We congratulate Dr. Hisham Ziauddeen for being named the Psychiatric Communicator of the Year (2020) from the Royal College of Psychiatrists. Hisham is a Clinical Research Associate at the Department of Psychiatry, working on understanding the brain systems involved in disordered eating and psychosis. Hisham tells us more about the importance of communication in science and some of the challenges in integrating lived-experiences to scientific study designs.
1. Can you tell us what your research is on?
The term that comes to mind most when I think about my research is ‘unfocused’. The first major mistake of my research career was to get involved in too many different areas of research too early in my career. The second major mistake was to make little attempt to correct the first mistake and therefore still have no ready answer to this question. My current research, all of it led by brilliant PhD students, looks at the mechanisms of disordered eating in eating disorders (led by Dr Margaret Westwater), psychosis in borderline personality (led by Mx Charley Peitzmeier, PhD student) and interoception in psychosis (led by Ms Farah Hina, PhD student).
2. You were recently named the Psychiatric Communicator of the Year from the Royal College of Psychiatrists. What is this award about?
This is annual award bestowed by the Royal College to individuals who have demonstrated creativity and (at least some degree of) success in communicating aspects of psychiatry and its related sciences to different audiences. I think the Conversations programme (I’ll say more about this below) was a big factor in my nomination and having done bits of scicomm through stand up comedy, festivals and Twitter helped.
3. What drew you to science communication?
Deep down I suspect it is the unrelenting rankling feeling that simply not enough people are asking for my opinion on matters and that I can’t keep waiting around for them to ask me.
Apart from that, it is something that I think is very important and as it seemed to be something I have a bit of a knack for, I got into it and thoroughly enjoyed it. Interestingly, I have done a fair bit of scicomm in the background with COVID-19, which has brought into sharp relief many of the problems we have with the conduct and communication of science, and it has been challenging to think of how to communicate information clearly and precisely at a time when the consequences are so important and immediate.

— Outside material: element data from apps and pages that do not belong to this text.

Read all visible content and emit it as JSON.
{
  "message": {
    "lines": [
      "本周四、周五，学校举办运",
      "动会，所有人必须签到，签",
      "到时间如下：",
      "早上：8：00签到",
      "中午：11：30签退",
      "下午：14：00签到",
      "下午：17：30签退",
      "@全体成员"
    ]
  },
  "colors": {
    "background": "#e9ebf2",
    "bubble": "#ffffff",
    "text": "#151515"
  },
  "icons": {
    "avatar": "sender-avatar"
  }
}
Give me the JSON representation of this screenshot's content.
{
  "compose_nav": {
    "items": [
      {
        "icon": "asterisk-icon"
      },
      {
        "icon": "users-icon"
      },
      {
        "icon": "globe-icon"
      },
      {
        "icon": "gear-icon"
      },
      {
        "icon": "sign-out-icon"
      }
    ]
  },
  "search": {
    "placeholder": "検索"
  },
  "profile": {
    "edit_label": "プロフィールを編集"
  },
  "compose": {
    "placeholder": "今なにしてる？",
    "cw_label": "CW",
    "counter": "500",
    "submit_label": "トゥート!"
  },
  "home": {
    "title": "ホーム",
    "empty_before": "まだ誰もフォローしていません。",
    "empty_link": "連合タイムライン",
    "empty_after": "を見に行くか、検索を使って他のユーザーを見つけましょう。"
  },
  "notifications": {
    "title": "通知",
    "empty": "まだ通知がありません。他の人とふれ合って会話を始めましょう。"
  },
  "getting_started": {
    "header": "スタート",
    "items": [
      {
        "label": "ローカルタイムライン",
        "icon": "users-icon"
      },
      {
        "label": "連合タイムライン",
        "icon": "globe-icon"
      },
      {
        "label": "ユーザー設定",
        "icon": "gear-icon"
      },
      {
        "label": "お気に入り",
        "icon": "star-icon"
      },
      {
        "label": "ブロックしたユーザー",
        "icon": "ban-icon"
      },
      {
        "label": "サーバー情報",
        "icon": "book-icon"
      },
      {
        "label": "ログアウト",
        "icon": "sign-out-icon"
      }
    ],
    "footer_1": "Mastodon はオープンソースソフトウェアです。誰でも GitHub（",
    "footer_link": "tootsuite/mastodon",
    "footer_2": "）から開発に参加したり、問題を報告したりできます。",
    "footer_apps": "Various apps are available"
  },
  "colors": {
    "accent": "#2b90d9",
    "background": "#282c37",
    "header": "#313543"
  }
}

4. Science communication is complex. What are, in your opinion, some of the challenges of effectively communicating research today?
I think science communication is subject to the same forces that hamper and distort information communication throughout our media and political systems: simplification, sensationalisation, decontextualisation, removal of nuance and uncertainty and forced reassurance/optimism. There is a communication formula that essentially states you should have a simple clear point(s), open with something attention grabbing, stay in the immediate realm of what you are discussing and end with some sort of a positive message. All of these are employed ostensibly based on a belief/narrative about what the public (the consumers of information) want and more importantly, can comprehend, which far too often leads to communicating a message, rather than communicating information. To me the challenge is resisting these forces to communicate complex information with uncertainty, nuance and context to inform and educate. Think more in terms of improving as a communicator rather than the perceived limitations of your potential audience.
5. Increasingly, a lot of researchers are using platforms such as Facebook and Twitter to communicate science. These platforms are very different from the typical platforms used to communicate science. What are your thoughts on the use of social media to communicate science.
These platforms are excellent and depending on how you use them, they can allow you to do really good science communication and deliver information in multiple levels of detail- a headline or short summary for everyone, more details for the more interested, in depth exploration and references for the seriously interested. You do need to mindful about how these platforms operate and women and individuals from minority groups are disproportionately targeted in these arenas.
6. You organize a very popular series of talks where people with mental health conditions shared their lived experience. Can you tell us a bit more about this, and why you think it’s important for researchers to regularly hear from people with mental health conditions?
So this is the Conversations with Experts by Experience programme, where we have people with lived experience of psychiatric illnesses (our teachers) talking to researchers interested in mental illness about the complex realities of mental illnesses and the huge variability in how these illnesses manifest and affect people. We started this so that researchers could get this important perspective on the reality of the conditions they study. This seems like a good thing in principle and our experience running the programme for the last 5 years has certainly confirmed this. Any time you take a complex condition into the lab, you will lose parts of it as you try and make it tractable to study. It’s important to know and remember what the reality of the condition is like and be aware of the bits you have lost in bringing it into the lab. This is all the more important when you deal with complex phenomena that are part of people’s inner worlds
7. Not all communication is about science. You regularly perform stand-up comedy. Can you tell us a bit more about it, and has stand-up influenced the way you communicate science?”
Stand up is a hobby and it is a great way of inviting/forcing people into your inner world, which can be awkward to do in regular conversation, certainly more than once.
Unlike science communication, stand up is performance. There is a lot that you can learn from performance that will help you become a better communicator and this has certainly helped me, and performance can help you get your message and information across more effectively. More often than not though, the main influence of stand up on my science communication is the often uncontrollable urge to fit a joke into any possible opening in the conversation, with at best mixed results.